Regarding the mother of the twelfth Imam, it is well known that the eleventh Imam never had a wife in his Nikah. Therefore, those Shi’a who argue that the fictional Muhammad was the twelfth Imam claim that his mother was a concubine of the eleventh Imam. But they differ as to the identity of that concubine, some claiming she was Rayhana, or Sawsan, or Narjis. Supposedly latter was a Roman slave-girl. A large group of Shi’a, however, believed that the twelfth Imam’s mother was a slave-girl named Saqil. Saqil was imprisoned by the Abbasid ruler al-Mu’tadid because of the wild rumors that she was pregnant with the twelfth Imam, or that she had given birth to him. However, the Ithna Ashariya sect of today insist that the real mother of the twelfth Imam was Narjis. But the Ithna Asharis themselves admit that there was no sign of pregnancy in the supposed twelfth Imam’s mother after his supposed conception!

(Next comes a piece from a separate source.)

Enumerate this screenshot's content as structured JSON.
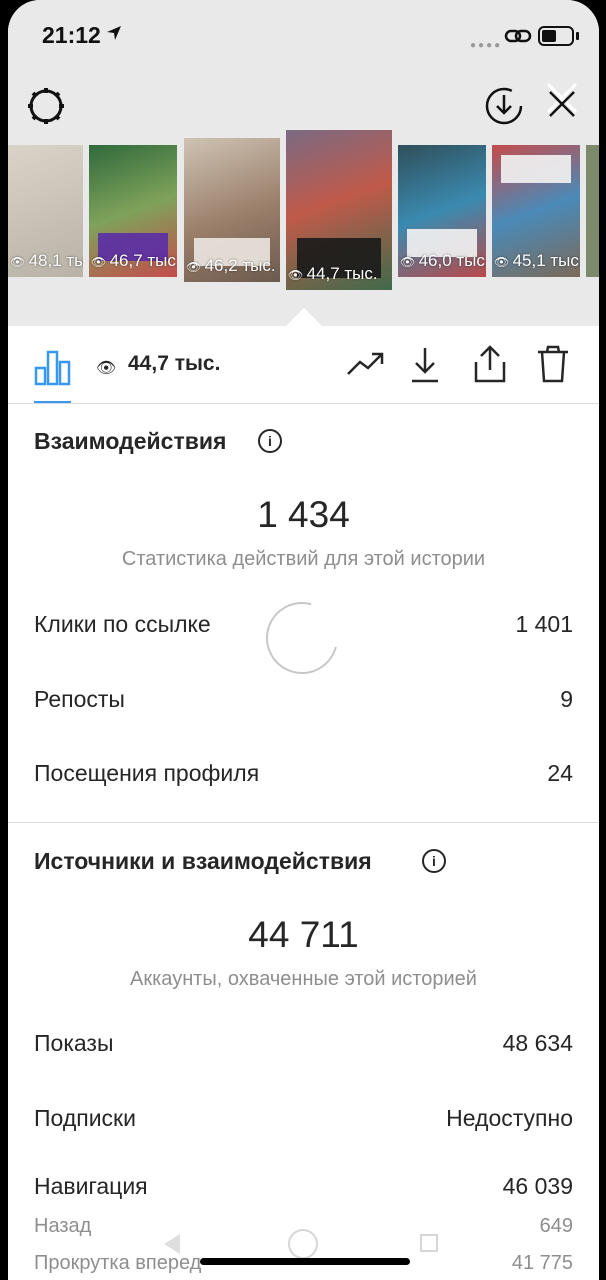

In conclusion, there is simply no evidence to establish the birth of a son to the eleventh Imam. It is well-known that he neither had a wife nor any offspring. This is why the Shi’a differed into numerous factions after his death. It is very likely that the deputies of the eleventh Imam, in order to continue to tradition of collecting Zakat, Khums, and other religious taxes from the Shi’a community, invented the figure of the twelfth Imam, so they could collect that money on his behalf.